Speaking on Music: Response Show, Robert Smith explained that there are plans to release fully re-mastered versions of the entire Cure back catalogue, staring with 1979’s ‘Three Imaginary Boys’ in November, followed by the next three from February or March next year.
“The whole back catalogue has been re-mastered, so we’re starting at the beginning.” Smith explained, “There’s an extras disc for each one that’s coming out which is taking some time to compile. A lot of the stuff that didn’t come out at the time... well, that’s generally because it wasn’t as good as the stuff that was released. I think it’s got historical value, more the case that when you’ve got a decent amount of songs behind you, I personally feel slightly less fussed that some are slightly... awkward.”
“It’s also encouraging for other bands to find out how awful we were.”
“They [the early demos] were very squawky. But a lot of the interesting stuff from around that period, it’s - of necessity – kind of rough. After all this time it’s kind of charming to hear that kind of stuff, and some of it is genuinely funny.”
Smith also went on to explain that while much has been made of the band’s new producer – nu metal studio legend - Ross Robinson and his influence in bringing the band together for their new critically acclaimed self titled album, the decision to record was purely his.

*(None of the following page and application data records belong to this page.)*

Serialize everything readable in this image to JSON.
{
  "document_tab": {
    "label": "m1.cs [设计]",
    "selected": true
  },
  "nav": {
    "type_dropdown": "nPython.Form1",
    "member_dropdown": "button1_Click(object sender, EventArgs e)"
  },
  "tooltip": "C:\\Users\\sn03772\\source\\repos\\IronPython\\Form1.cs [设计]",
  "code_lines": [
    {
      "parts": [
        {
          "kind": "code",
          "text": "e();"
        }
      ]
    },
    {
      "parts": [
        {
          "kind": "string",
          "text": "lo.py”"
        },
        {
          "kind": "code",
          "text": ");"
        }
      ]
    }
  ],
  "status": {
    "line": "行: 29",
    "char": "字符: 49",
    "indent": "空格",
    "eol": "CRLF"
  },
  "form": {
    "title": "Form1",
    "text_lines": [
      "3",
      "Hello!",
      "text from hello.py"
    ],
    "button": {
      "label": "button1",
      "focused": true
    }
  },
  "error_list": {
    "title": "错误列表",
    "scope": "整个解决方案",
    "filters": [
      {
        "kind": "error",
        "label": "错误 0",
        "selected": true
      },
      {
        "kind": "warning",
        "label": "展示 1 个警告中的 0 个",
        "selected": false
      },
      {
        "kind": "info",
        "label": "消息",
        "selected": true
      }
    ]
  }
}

“After the 'Trilogy' film [a huge live compilation spanning The Cure’s whole career) I was hard pressed to see where we were gonna go from there cos it summed up everything that we’d done, and I liked the idea of it being a full stop. There were a number of factors in us getting back into the studio to do a new album, Ross was one of them, but there were a number of others and chiefly among them was that I just changed and liked the idea of doing another Cure album.”

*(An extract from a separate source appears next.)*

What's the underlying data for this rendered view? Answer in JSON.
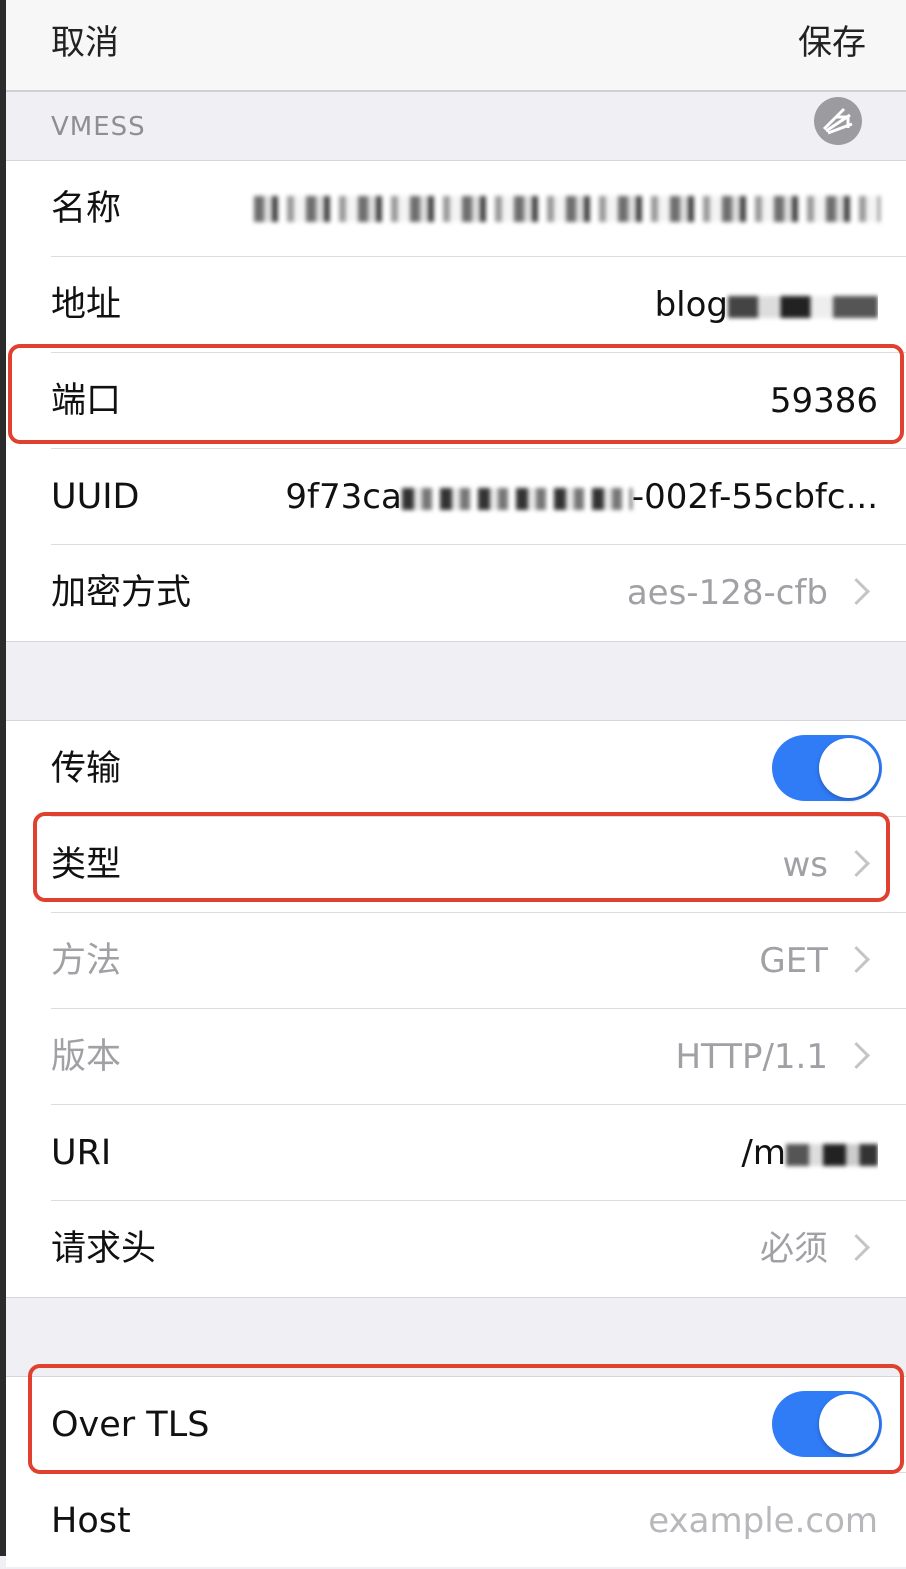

“Ross didn’t really get too involved in the choice of what we were doing or how we were gonna do it, he left all that to us really, the main thing he brought was his enthusiasm and a desire to make us play in a certain way, in the same room and he pushed us all the time – but the material and the direction was us.
The new album has also been hailed by many as the ‘definitive’ Cure album – even down to its self-titled status - something Smith definitely denies.
“It’s impossible to do a definitive album,” he explained, “The fact it became accessible and showed lots of the different facets of what we do, and because it’s called 'The Cure' – that did have an impact on it. If it had had a very dark title we probably would’ve concentrated on the heavier side, and conversely if we’d done a ‘head in the door’ album we would’ve thought about shorter more upbeat songs. It was kind of funny for me – ‘The Cure’ – idiocy really. I believed I would change the title even up to when it came out. I’ve still got a niggling feeling that it should be called something else.
“I always had some idea of a duality with the album. We went into it with the idea of doing a double album - of doing a ‘good dream’/’bad dream’ scenario, a bright upbeat side and a dark side. But that was too contrived.”